So what does this mean for the markets? According to Marko Kolanovic of J.P. Morgan, “For US stocks, this is likely the best of both worlds. A potential Republican Senate majority should ensure that Trump’s pro-business policies stay largely intact, particularly the tax code and the direction the country has taken towards the center.” Biden will be unlikely to be able to enact any radical economic structuring due to constraints from the Republican senate, which may well result in confidence in lower volatility. 

In fact, the Dow Jones Industrial Average broke records by crossing 30,000 for the first time after Trump directed his aides to cooperate with Biden’s transition. This announcement helped to relieve some uncertainty relating to political risks over the winter. S&P 500 also saw gains of 1.6%, with the Nasdaq Composite rising 1.3% too. In fact, if the S&P 500 finishes this year on a high it would be the first time in history for the index to finish a year higher after falling 30% or more within that year. 

Of course, a slowdown is entirely possible, and caution is always advised when considering risk assets. As the transition from Trump to Biden continues to unfold, the markets will continue to develop their reaction.

Sources
https://www.jpmorgan.com/insights/research/market-reaction-2020-election
https://www.ft.com/content/433048a5-c489-4ddd-aebd-d56fb8f3edfc
https://www.wsj.com/articles/global-stock-markets-dow-update-11-24-2020-11606213552

How long does it take to beat a bear market?

The current COVID-19 crisis has wiped billions from the world’s financial markets. In the world of investing, such markets where share prices are falling are known as bear markets. 

Beating a bear isn’t easy, but you’ll be pleased to read that in all 10 prior occasions, the FTSE All-Share has completely made up the ground in the next bull market, a market where share prices are rising. Unfortunately, it usually takes longer for markets to rise than it does for them to fall. 

Bear markets are typically nasty, brutish and short, like recessions rather than economic upturns. Again using the All-Share as a guide, the average time it has taken to recover a bear market loss is 648 days, compared to the 385-day average market downturn.

Staying invested even when markets are falling can be wise because if you sell, you own less shares that can potentially gain value when the market starts to rise again. Stock market investing is best conceived as a long term game played over years rather than months.

Watch out for the bear traps

Bear markets are littered with sharp advances which often turn out to be nothing more than small peaks before the downward turn resumes. These are perilous to investors who opt for a ‘buy on the dip’ investment strategy.

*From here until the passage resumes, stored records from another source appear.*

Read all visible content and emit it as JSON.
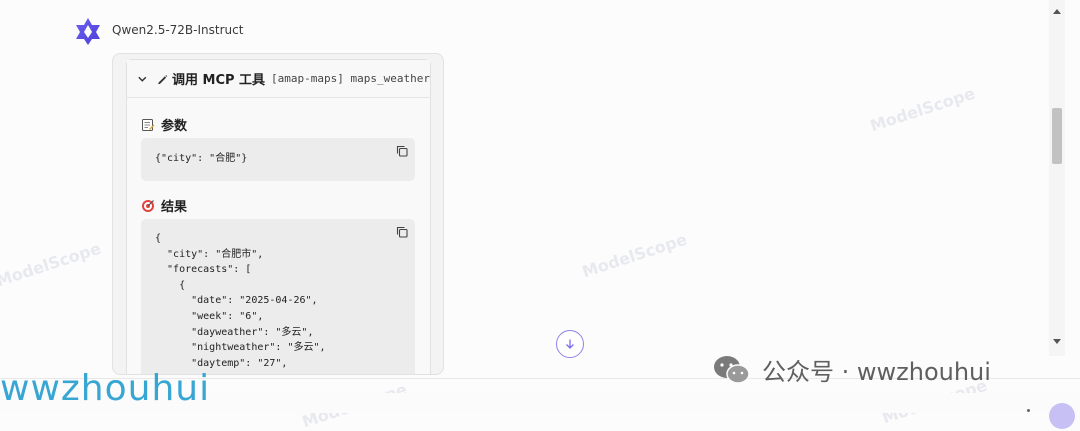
{
  "message": {
    "model_name": "Qwen2.5-72B-Instruct"
  },
  "tool_call": {
    "title": "调用 MCP 工具",
    "tool_name": "[amap-maps] maps_weather",
    "params_label": "参数",
    "params_code": "{\"city\": \"合肥\"}",
    "result_label": "结果",
    "result_lines": [
      "{",
      "  \"city\": \"合肥市\",",
      "  \"forecasts\": [",
      "    {",
      "      \"date\": \"2025-04-26\",",
      "      \"week\": \"6\",",
      "      \"dayweather\": \"多云\",",
      "      \"nightweather\": \"多云\",",
      "      \"daytemp\": \"27\","
    ]
  },
  "watermarks": [
    "ModelScope",
    "ModelScope",
    "ModelScope",
    "ModelScope",
    "ModelScope",
    "ModelScope",
    "ModelScope",
    "ModelScope"
  ],
  "branding": {
    "left_text": "wwzhouhui",
    "right_text": "公众号 · wwzhouhui"
  },
  "icons": {
    "avatar": "qwen-logo",
    "chevron": "chevron-down-icon",
    "pen": "pen-icon",
    "params": "memo-icon",
    "result": "target-icon",
    "copy": "copy-icon",
    "scroll_bottom": "arrow-down-icon",
    "wechat": "wechat-icon"
  },
  "colors": {
    "accent": "#7b6ee6",
    "brand_left": "#38a6d2",
    "scroll_thumb": "#c2c2c2"
  }
}
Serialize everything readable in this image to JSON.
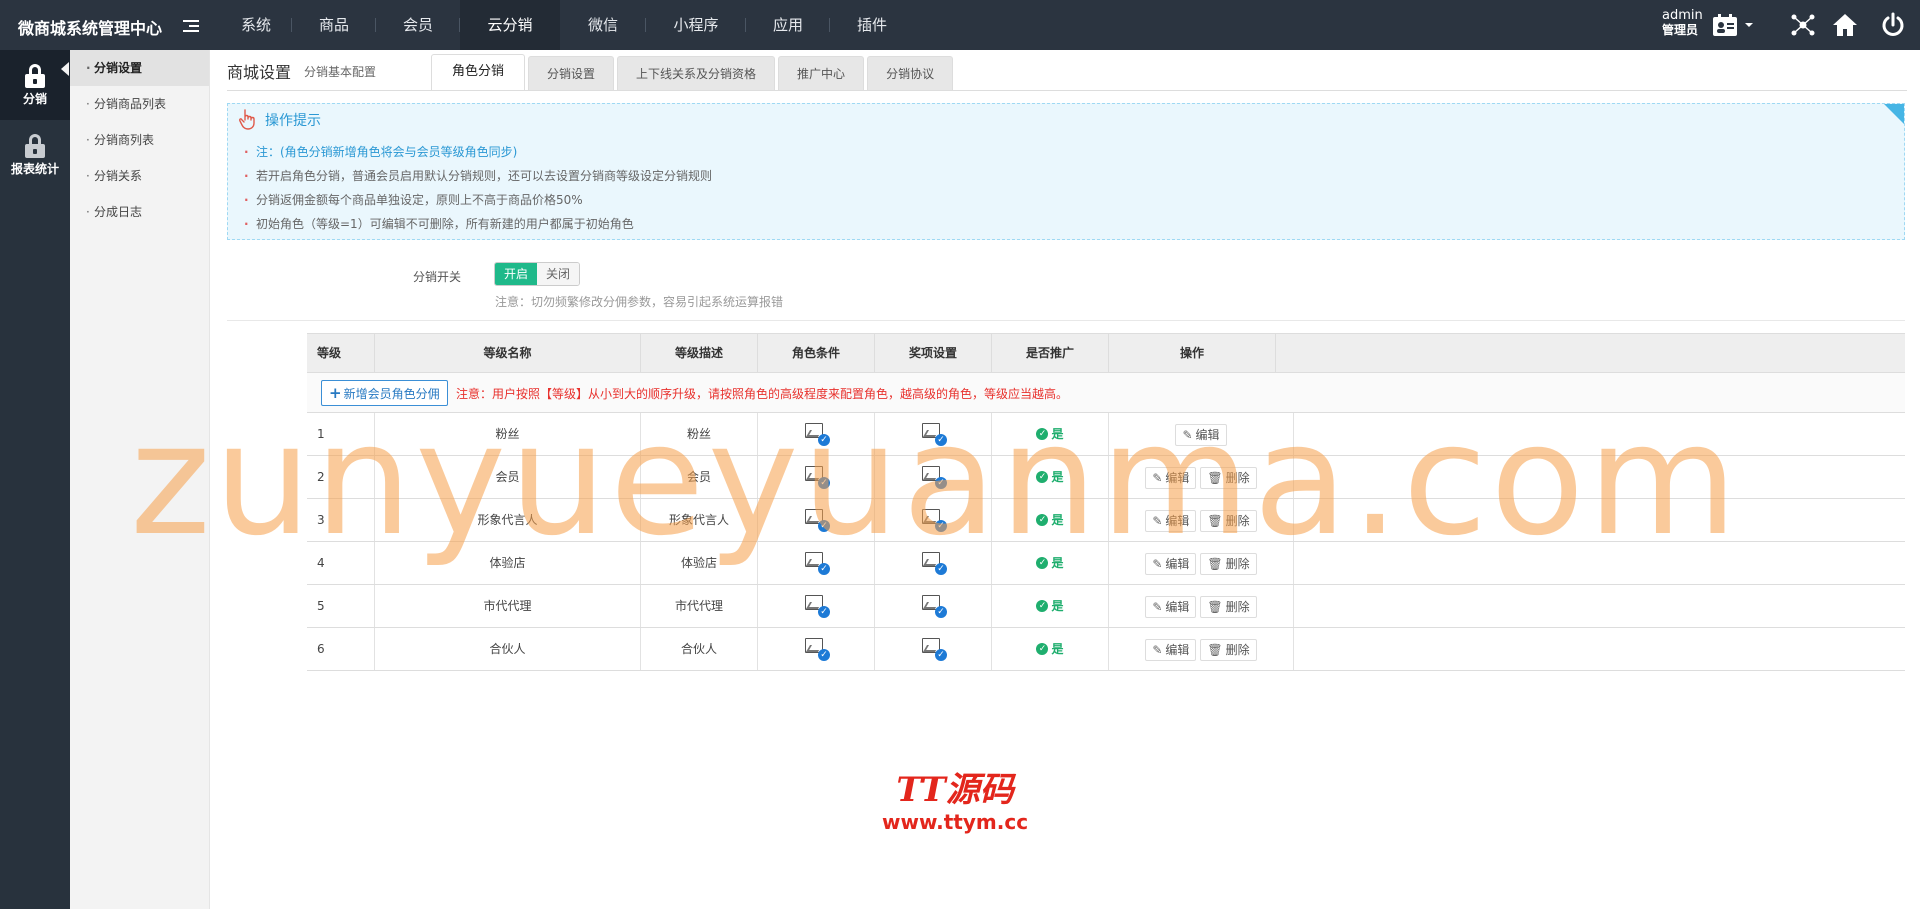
{
  "brand": "微商城系统管理中心",
  "nav": [
    {
      "label": "系统",
      "active": false
    },
    {
      "label": "商品",
      "active": false
    },
    {
      "label": "会员",
      "active": false
    },
    {
      "label": "云分销",
      "active": true
    },
    {
      "label": "微信",
      "active": false
    },
    {
      "label": "小程序",
      "active": false
    },
    {
      "label": "应用",
      "active": false
    },
    {
      "label": "插件",
      "active": false
    }
  ],
  "user": {
    "name": "admin",
    "role": "管理员"
  },
  "sidebar": [
    {
      "label": "分销",
      "icon": "lock-icon",
      "active": true
    },
    {
      "label": "报表统计",
      "icon": "lock-icon",
      "active": false
    }
  ],
  "submenu": [
    {
      "label": "分销设置",
      "active": true
    },
    {
      "label": "分销商品列表",
      "active": false
    },
    {
      "label": "分销商列表",
      "active": false
    },
    {
      "label": "分销关系",
      "active": false
    },
    {
      "label": "分成日志",
      "active": false
    }
  ],
  "page": {
    "title": "商城设置",
    "subtitle": "分销基本配置"
  },
  "tabs": [
    {
      "label": "角色分销",
      "active": true
    },
    {
      "label": "分销设置",
      "active": false
    },
    {
      "label": "上下线关系及分销资格",
      "active": false
    },
    {
      "label": "推广中心",
      "active": false
    },
    {
      "label": "分销协议",
      "active": false
    }
  ],
  "tips": {
    "title": "操作提示",
    "items": [
      "注：(角色分销新增角色将会与会员等级角色同步)",
      "若开启角色分销，普通会员启用默认分销规则，还可以去设置分销商等级设定分销规则",
      "分销返佣金额每个商品单独设定，原则上不高于商品价格50%",
      "初始角色（等级=1）可编辑不可删除，所有新建的用户都属于初始角色"
    ]
  },
  "switch": {
    "label": "分销开关",
    "on_label": "开启",
    "off_label": "关闭",
    "value": "开启",
    "note": "注意：切勿频繁修改分佣参数，容易引起系统运算报错"
  },
  "table": {
    "columns": [
      "等级",
      "等级名称",
      "等级描述",
      "角色条件",
      "奖项设置",
      "是否推广",
      "操作"
    ],
    "add_button": "新增会员角色分佣",
    "notice": "注意：用户按照【等级】从小到大的顺序升级，请按照角色的高级程度来配置角色，越高级的角色，等级应当越高。",
    "edit_label": "编辑",
    "delete_label": "删除",
    "yes_label": "是",
    "rows": [
      {
        "level": "1",
        "name": "粉丝",
        "desc": "粉丝",
        "promote": "是",
        "deletable": false
      },
      {
        "level": "2",
        "name": "会员",
        "desc": "会员",
        "promote": "是",
        "deletable": true
      },
      {
        "level": "3",
        "name": "形象代言人",
        "desc": "形象代言人",
        "promote": "是",
        "deletable": true
      },
      {
        "level": "4",
        "name": "体验店",
        "desc": "体验店",
        "promote": "是",
        "deletable": true
      },
      {
        "level": "5",
        "name": "市代代理",
        "desc": "市代代理",
        "promote": "是",
        "deletable": true
      },
      {
        "level": "6",
        "name": "合伙人",
        "desc": "合伙人",
        "promote": "是",
        "deletable": true
      }
    ]
  },
  "watermark": {
    "main": "zunyueyuanma.com",
    "logo": "TT源码",
    "url": "www.ttym.cc"
  },
  "colors": {
    "topbar": "#2b3440",
    "sidebar": "#28323d",
    "accent_green": "#1fb98a",
    "accent_blue": "#2a98d4",
    "notice_red": "#e8312d"
  }
}
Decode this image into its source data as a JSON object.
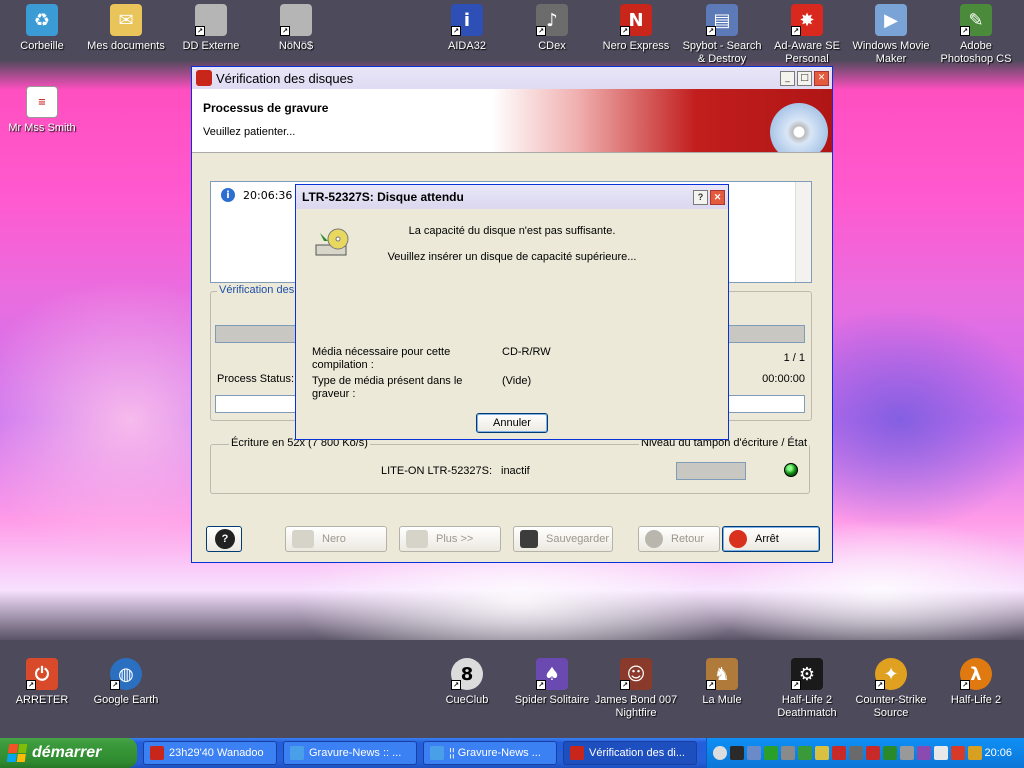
{
  "desktop": {
    "top_icons": [
      {
        "label": "Corbeille",
        "icon": "recycle-bin-icon",
        "color": "#3a9bd5"
      },
      {
        "label": "Mes documents",
        "icon": "documents-folder-icon",
        "color": "#e8c45a"
      },
      {
        "label": "DD Externe",
        "icon": "hard-drive-icon",
        "color": "#b5b5b5"
      },
      {
        "label": "NöNö$",
        "icon": "hard-drive-icon",
        "color": "#b5b5b5"
      },
      {
        "label": "AIDA32",
        "icon": "aida-icon",
        "color": "#2e4fb6"
      },
      {
        "label": "CDex",
        "icon": "cdex-icon",
        "color": "#6c6c6c"
      },
      {
        "label": "Nero Express",
        "icon": "nero-icon",
        "color": "#c8261a"
      },
      {
        "label": "Spybot - Search & Destroy",
        "icon": "spybot-icon",
        "color": "#5d7ab8"
      },
      {
        "label": "Ad-Aware SE Personal",
        "icon": "adaware-icon",
        "color": "#d9281e"
      },
      {
        "label": "Windows Movie Maker",
        "icon": "movie-maker-icon",
        "color": "#7aa3d6"
      },
      {
        "label": "Adobe Photoshop CS",
        "icon": "photoshop-icon",
        "color": "#4a8a3a"
      }
    ],
    "side_icon": {
      "label": "Mr Mss Smith",
      "icon": "document-icon"
    },
    "bottom_icons": [
      {
        "label": "ARRETER",
        "icon": "power-icon",
        "color": "#d84a2a"
      },
      {
        "label": "Google Earth",
        "icon": "google-earth-icon",
        "color": "#2a6fc0"
      },
      {
        "label": "CueClub",
        "icon": "cueclub-icon",
        "color": "#dcdcdc"
      },
      {
        "label": "Spider Solitaire",
        "icon": "spider-solitaire-icon",
        "color": "#6a4ab0"
      },
      {
        "label": "James Bond 007 Nightfire",
        "icon": "james-bond-icon",
        "color": "#8a3a2a"
      },
      {
        "label": "La Mule",
        "icon": "emule-icon",
        "color": "#b07a3a"
      },
      {
        "label": "Half-Life 2 Deathmatch",
        "icon": "steam-icon",
        "color": "#1a1a1a"
      },
      {
        "label": "Counter-Strike Source",
        "icon": "counter-strike-icon",
        "color": "#e0a020"
      },
      {
        "label": "Half-Life 2",
        "icon": "half-life-icon",
        "color": "#e07a10"
      }
    ]
  },
  "window": {
    "title": "Vérification des disques",
    "banner_title": "Processus de gravure",
    "banner_subtitle": "Veuillez patienter...",
    "log_time": "20:06:36",
    "group1_label": "Vérification des d",
    "count": "1 / 1",
    "process_label": "Process Status:",
    "elapsed": "00:00:00",
    "writer_group_label": "Écriture en 52x (7 800 Ko/s)",
    "buffer_label": "Niveau du tampon d'écriture / État",
    "drive_name": "LITE-ON LTR-52327S:",
    "drive_status": "inactif",
    "buttons": {
      "help": "?",
      "nero": "Nero",
      "more": "Plus >>",
      "save": "Sauvegarder",
      "back": "Retour",
      "stop": "Arrêt"
    }
  },
  "dialog": {
    "title": "LTR-52327S: Disque attendu",
    "line1": "La capacité du disque n'est pas suffisante.",
    "line2": "Veuillez insérer un disque de capacité supérieure...",
    "media_needed_label": "Média nécessaire pour cette compilation :",
    "media_needed_value": "CD-R/RW",
    "media_present_label": "Type de média présent dans le graveur :",
    "media_present_value": "(Vide)",
    "cancel_button": "Annuler"
  },
  "taskbar": {
    "start_label": "démarrer",
    "tasks": [
      {
        "label": "23h29'40 Wanadoo",
        "icon": "wanadoo-icon"
      },
      {
        "label": "Gravure-News :: ...",
        "icon": "ie-icon"
      },
      {
        "label": "¦¦ Gravure-News ...",
        "icon": "ie-icon"
      },
      {
        "label": "Vérification des di...",
        "icon": "nero-icon"
      }
    ],
    "clock": "20:06"
  }
}
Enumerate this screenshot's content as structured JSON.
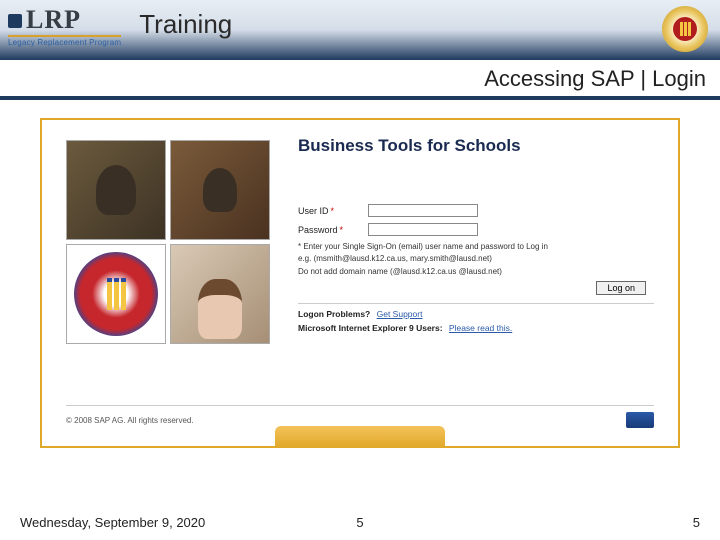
{
  "header": {
    "brand": "LRP",
    "brand_sub": "Legacy Replacement Program",
    "title": "Training"
  },
  "subheader": {
    "text": "Accessing SAP | Login"
  },
  "portal": {
    "title": "Business Tools for Schools",
    "form": {
      "user_id_label": "User ID",
      "user_id_value": "",
      "password_label": "Password",
      "password_value": "",
      "required_mark": "*",
      "hint_line1": "* Enter your Single Sign-On (email) user name and password to Log in",
      "hint_line2": "e.g. (msmith@lausd.k12.ca.us, mary.smith@lausd.net)",
      "hint_line3": "Do not add domain name (@lausd.k12.ca.us @lausd.net)",
      "logon_button": "Log on"
    },
    "help": {
      "problems_label": "Logon Problems?",
      "problems_link": "Get Support",
      "ie9_label": "Microsoft Internet Explorer 9 Users:",
      "ie9_link": "Please read this."
    },
    "footer": {
      "copyright": "© 2008 SAP AG. All rights reserved."
    }
  },
  "slide_footer": {
    "date": "Wednesday, September 9, 2020",
    "page_center": "5",
    "page_right": "5"
  }
}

For example, during the 2000-03 bear market that followed the dot-com bubble, there were six major rallies in the All-Share that generated a combined gain of 2,030 points, even as the index actually declined by 1,649 points overall during this period. Those who piled into these market rallies would have lost out in the long run.

Nine of the ten largest single day surges on America’s S&P 500 index have been during bear markets. Beating a bear is a slow game, and those who are over-eager can suffer larger losses. 

Trying to see the bottom

Bear markets are like a murky pond – it’s impossible to see the bottom or the trough until after it has passed.

For those of us who don’t have a crystal ball, it’s impossible to foresee exactly how low markets will fall. Taking a slow and steady approach is probably your best bet to conserve your portfolio’s value. This might mean a lower return than a brash approach, but you’re not putting too much money at risk. Additional pain is suffered by those who plough lots of capital into ‘bear trap’ short term rallies.

Sources
https://www.investcentre.co.uk/articles/how-long-does-it-take-beat-bear?utm_source=http%3a%2f%2fmail.investcentre.co.uk%2fajbell_investcentrelz%2f&utm_medium=email&utm_campaign=Russ_Weekly_22%2f03&utm_term=Investigating+the+histo

https://www.telegraph.co.uk/investing/shares/coronavirus-qa-does-covid-19-pandemic-mean-money-ask-investing/